Haydn, Cello Concertos, A. Gastinel, Moscow Soloists, Y. Bashmet
Brahms, Quintet in B Minor (op. 115, arr. Y. Bashmet), Moscow Soloists, Y. Bashmet
The best reason to hear this concert, by far, was the guest solo appearance of inimitable cellist Mischa Maisky. My aversion to Tchaikovsky's syrupy music is probably too well known, but there is no one I would rather hear in a piece like that composer's D minor nocturne, arranged for cello and chamber orchestra from the piano original (Six morceaux, op. 19/4). Maisky played this little bonbon as an encore during a 2010 performance with the National Symphony Orchestra, and once again he played it with a fluid, striking sense of rubato, spontaneous in its shifts, mingling effortlessly with the solo violin descanting above him.
While Maisky is generally not my first choice for music before about 1840 (as in his rendition of the Bach cello suites at the National Gallery of Art in 2004), he brought a sense of verve and lyricism to Haydn's C major cello concerto (H. 7b/1). It was perhaps not as stylistically fluent as the performance of Anne Gastinel, who recorded the Haydn concertos with the Moscow Soloists (and had the added benefit of the oboes and horns called for in the score but omitted here), but it was distinctive, especially the warm interior reflection of the slow movement.
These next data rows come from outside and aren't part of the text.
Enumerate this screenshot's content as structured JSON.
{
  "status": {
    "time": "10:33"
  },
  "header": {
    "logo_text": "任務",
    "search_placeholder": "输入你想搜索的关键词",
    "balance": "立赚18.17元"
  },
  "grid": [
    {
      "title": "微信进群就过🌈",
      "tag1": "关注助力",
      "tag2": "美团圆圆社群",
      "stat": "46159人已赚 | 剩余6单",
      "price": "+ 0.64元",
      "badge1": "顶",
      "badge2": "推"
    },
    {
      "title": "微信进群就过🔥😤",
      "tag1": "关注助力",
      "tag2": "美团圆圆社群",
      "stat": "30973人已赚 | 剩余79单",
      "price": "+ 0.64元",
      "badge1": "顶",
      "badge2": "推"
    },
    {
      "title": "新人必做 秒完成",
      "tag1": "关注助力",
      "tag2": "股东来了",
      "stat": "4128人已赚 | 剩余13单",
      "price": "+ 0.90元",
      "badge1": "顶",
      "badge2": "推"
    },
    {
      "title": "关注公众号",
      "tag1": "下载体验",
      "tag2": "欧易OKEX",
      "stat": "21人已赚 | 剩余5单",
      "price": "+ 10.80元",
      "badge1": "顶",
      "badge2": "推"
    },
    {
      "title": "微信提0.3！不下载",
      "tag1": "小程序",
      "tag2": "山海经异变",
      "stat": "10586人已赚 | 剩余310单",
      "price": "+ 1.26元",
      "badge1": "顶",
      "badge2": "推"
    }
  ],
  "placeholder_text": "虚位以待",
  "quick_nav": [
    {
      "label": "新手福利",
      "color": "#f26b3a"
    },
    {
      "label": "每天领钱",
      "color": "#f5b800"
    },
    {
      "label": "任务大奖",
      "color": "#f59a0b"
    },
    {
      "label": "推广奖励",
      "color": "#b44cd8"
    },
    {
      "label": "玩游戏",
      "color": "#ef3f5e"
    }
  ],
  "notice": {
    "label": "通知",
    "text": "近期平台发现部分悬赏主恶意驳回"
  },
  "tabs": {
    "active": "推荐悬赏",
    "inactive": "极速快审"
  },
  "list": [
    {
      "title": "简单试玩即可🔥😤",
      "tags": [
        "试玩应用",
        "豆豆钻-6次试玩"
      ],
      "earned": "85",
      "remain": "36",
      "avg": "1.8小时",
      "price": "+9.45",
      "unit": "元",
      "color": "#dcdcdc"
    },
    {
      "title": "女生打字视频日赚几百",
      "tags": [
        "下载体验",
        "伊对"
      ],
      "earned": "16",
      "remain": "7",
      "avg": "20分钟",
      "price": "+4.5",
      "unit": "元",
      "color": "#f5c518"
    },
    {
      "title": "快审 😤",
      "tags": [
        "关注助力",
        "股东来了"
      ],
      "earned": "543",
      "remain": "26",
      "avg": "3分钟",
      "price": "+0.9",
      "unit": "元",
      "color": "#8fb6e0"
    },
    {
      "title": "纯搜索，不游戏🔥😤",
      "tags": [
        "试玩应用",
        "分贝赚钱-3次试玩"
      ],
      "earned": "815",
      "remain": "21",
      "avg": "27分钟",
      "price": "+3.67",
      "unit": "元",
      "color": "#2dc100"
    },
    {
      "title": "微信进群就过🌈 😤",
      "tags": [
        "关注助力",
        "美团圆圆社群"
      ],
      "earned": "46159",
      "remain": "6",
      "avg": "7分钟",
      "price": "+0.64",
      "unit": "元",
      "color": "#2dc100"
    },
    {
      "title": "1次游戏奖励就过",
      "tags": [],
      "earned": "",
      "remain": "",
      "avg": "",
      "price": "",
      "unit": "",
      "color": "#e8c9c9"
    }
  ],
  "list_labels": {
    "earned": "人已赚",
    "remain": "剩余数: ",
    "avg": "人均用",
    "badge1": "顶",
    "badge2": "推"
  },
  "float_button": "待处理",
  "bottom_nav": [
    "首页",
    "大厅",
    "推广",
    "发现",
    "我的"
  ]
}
To mark the fifth anniversary of the death of Mstislav Rostropovich (April 27, 2007), one of Maisky's former mentors and a local hero because of his leadership of the National Symphony Orchestra, Maisky and the ensemble offered the Pablo Casals arrangement of the Catalan folk song El Cant dels Ocells, a meditative end to the first half.
Robert Battey, Yuri Bashmet and the Moscow Soloists Chamber Orchestra at the Music Center at Strathmore (Washington Post, April 30)